Area C  594 66.7 38 22 1.3 53 19 1.9 2.7
Area D  539 67.8 44 23 1.5  5 39 2.4 2.9
Area E  235 67.6 45 23 1.3 79 35 2.1 2.8
Total 2405 67.4 41 24 1.4 47 31 2.9 2.9
Table 2

PTCA treatments, descriptive analysis for province

No Age Case-mix
Referral Follow-up Mortality
>70
(%)
Women
(%)
Charlson
index
0–1 day in
(%)
0–1 day out
(%)
Obs.
(%)
Exp.
(%)
1998
Prov 1  456 63.3 28 23 1.0 12 23 2.0 1.2
Prov 2  123 61.6 19 24 0.7  1  2 1.6 0.9
Prov 3  85 64.4 31 28 1.0  2  2 0.0 1.1
Prov 4  308 62.1 21 21 0.9 12 33 1.3 1.1
Prov 5  71 62.7 25 20 1.2  0  8 2.8 1.2
Prov 6  99 60.1 15 27 1.1  7  8 2.0 1.1
Prov 7  525 62.6 24 21 1.0  7 16 0.0 1.1
Prov 8  182 61.0 16 22 0.8 10 14 0.5 0.9
Total 1849 62.4 23 22 1.0  8 18 1.1 1.1
2000
Prov 1  676 64.5 33 22 0.9 14 19 1.9 0.9
Prov 2  243 63.6 24 25 0.9  3  5 0.0 0.8
Prov 3  96 63.6 32 18 1.0  0  0 0.0 0.9
Prov 4  496 63.9 30 23 1.0  7 22 1.2 0.9
Prov 5  186 63.7 26 23 0.8  4 14 0.5 0.9
Prov 6  359 64.4 32 26 0.7  5 17 1.1 0.9
Prov 7  609 63.3 26 21 0.9  5 13 0.0 0.8

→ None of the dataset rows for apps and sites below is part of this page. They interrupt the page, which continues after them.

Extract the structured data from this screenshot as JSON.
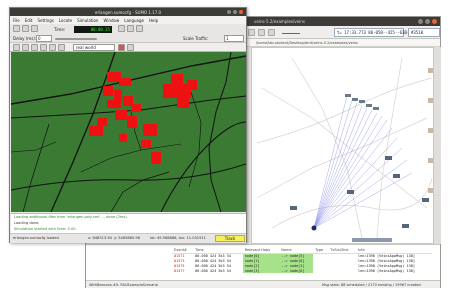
{
  "sumo": {
    "title": "erlangen.sumocfg - SUMO 1.17.0",
    "menu": [
      "File",
      "Edit",
      "Settings",
      "Locate",
      "Simulation",
      "Window",
      "Language",
      "Help"
    ],
    "toolbar": {
      "delay_label": "Delay (ms):",
      "delay_value": "0",
      "time_label": "Time:",
      "time_value": "00:00:35",
      "scale_label": "Scale Traffic:",
      "scale_value": "1"
    },
    "view": {
      "scheme_value": "real world"
    },
    "messages": [
      "Loading additional-files from 'erlangen.poly.xml' ... done (2ms).",
      "Loading done.",
      "Simulation started with time: 0.00."
    ],
    "status": {
      "file": "erlangen.sumocfg loaded",
      "x_coord": "x: 848513.94",
      "y_coord": "y: 5465865.96",
      "lat_lon": "lat: 49.568886, lon: 11.031911",
      "track_label": "Track"
    },
    "colors": {
      "map_background": "#3a7a33",
      "buildings": "#ee1111",
      "roads": "#111111",
      "time_display_text": "#3cf03c"
    }
  },
  "omnet": {
    "title": "veins-5.2/examples/veins",
    "toolbar": {
      "sim_time": "t= 17:33.773  86-050--425--630-405",
      "event_number": "#3510"
    },
    "path_text": "/home/lab-student/Desktop/dmt/veins-5.2/examples/veins",
    "log_columns": [
      "Event#",
      "Time",
      "Relevant Hops",
      "Name",
      "Type",
      "TxSrc/Sink",
      "Info"
    ],
    "log_rows": [
      [
        "#1571",
        "86.050 424 5k3 54",
        "node[0]",
        "--> node[5]",
        "",
        "",
        "len=1398 (VeinsAppMsg) 138]"
      ],
      [
        "#1573",
        "86.050 424 5k3 54",
        "node[1]",
        "--> node[8]",
        "",
        "",
        "len=1398 (VeinsAppMsg) 138]"
      ],
      [
        "#1575",
        "86.050 424 5k3 54",
        "node[2]",
        "--> node[3]",
        "",
        "",
        "len=1398 (VeinsAppMsg) 138]"
      ],
      [
        "#1577",
        "86.050 424 5k3 54",
        "node[3]",
        "--> node[6]",
        "",
        "",
        "len=1398 (VeinsAppMsg) 138]"
      ]
    ],
    "status_left": "WithBeacons #0: RSUExampleScenario",
    "status_right": "Msg stats: 88 scheduled / 2170 existing / 19967 created"
  }
}
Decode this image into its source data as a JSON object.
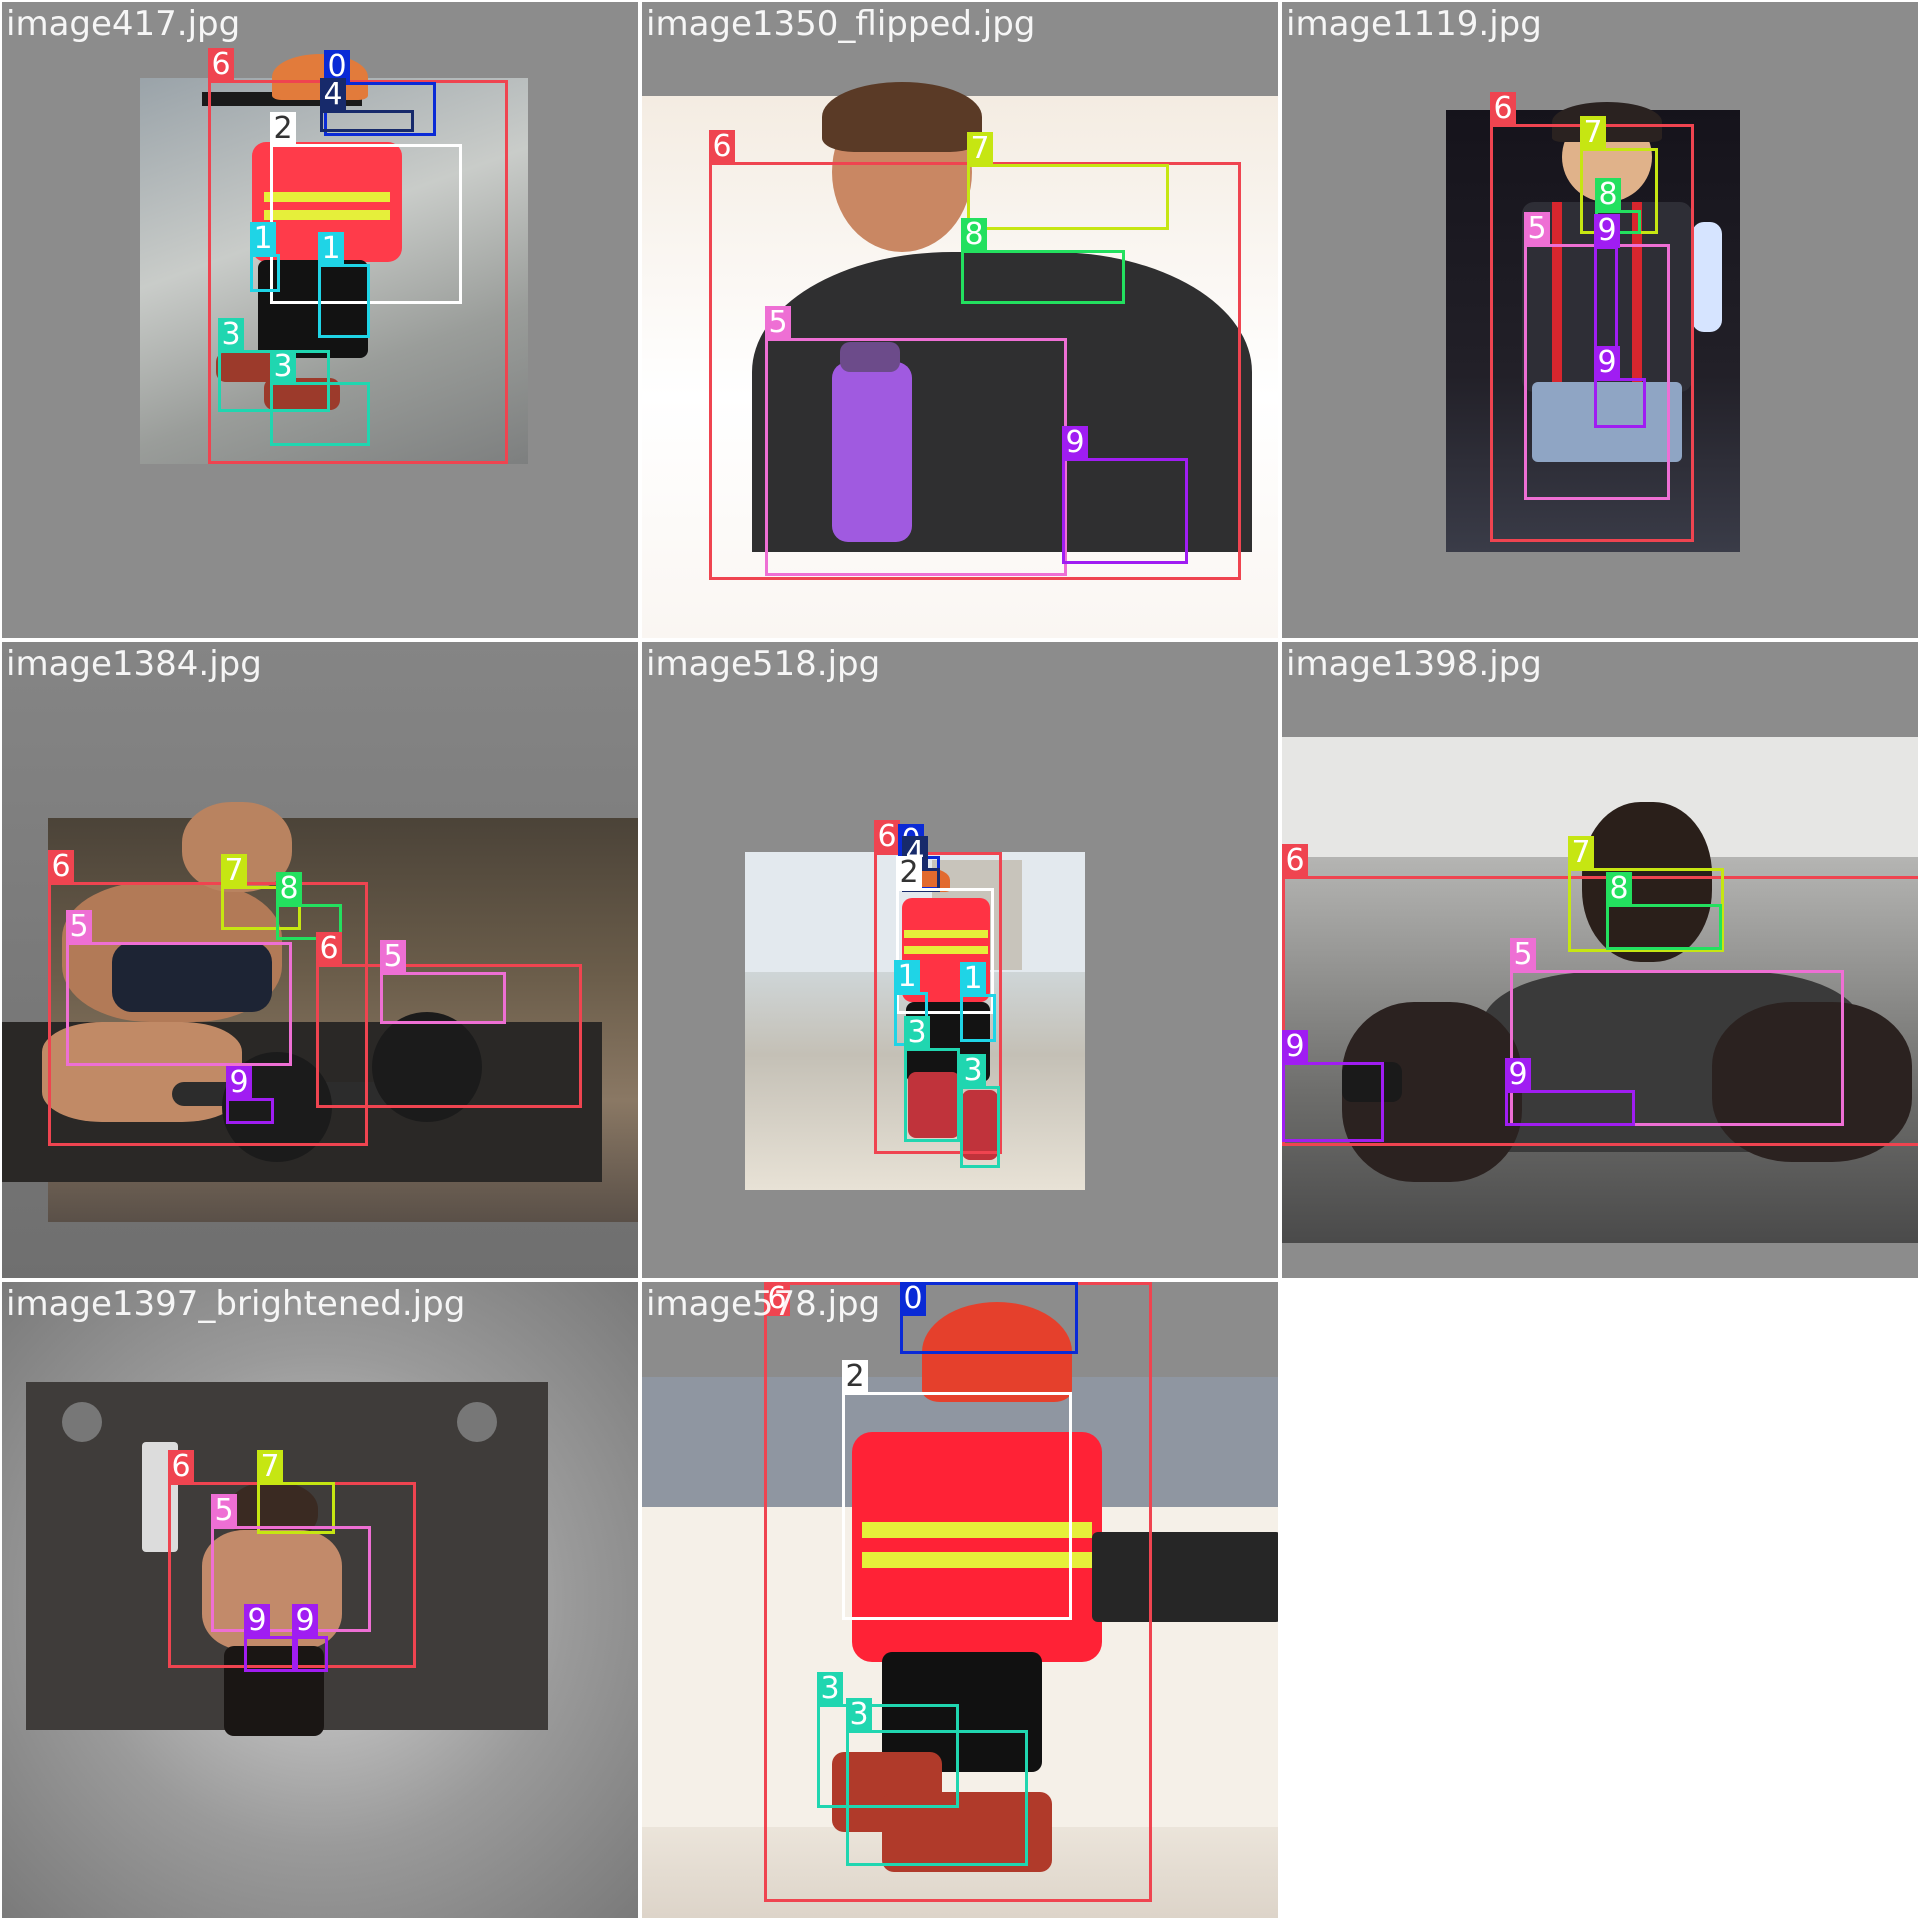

Prov 8  369 61.7 22 20 0.7 19 21 1.1 0.7
Prov 9  220 64.1 29 21 0.6  2  7 0.0 0.8
Total 3254 63.7 28 22 0.8  8 16 0.9 0.9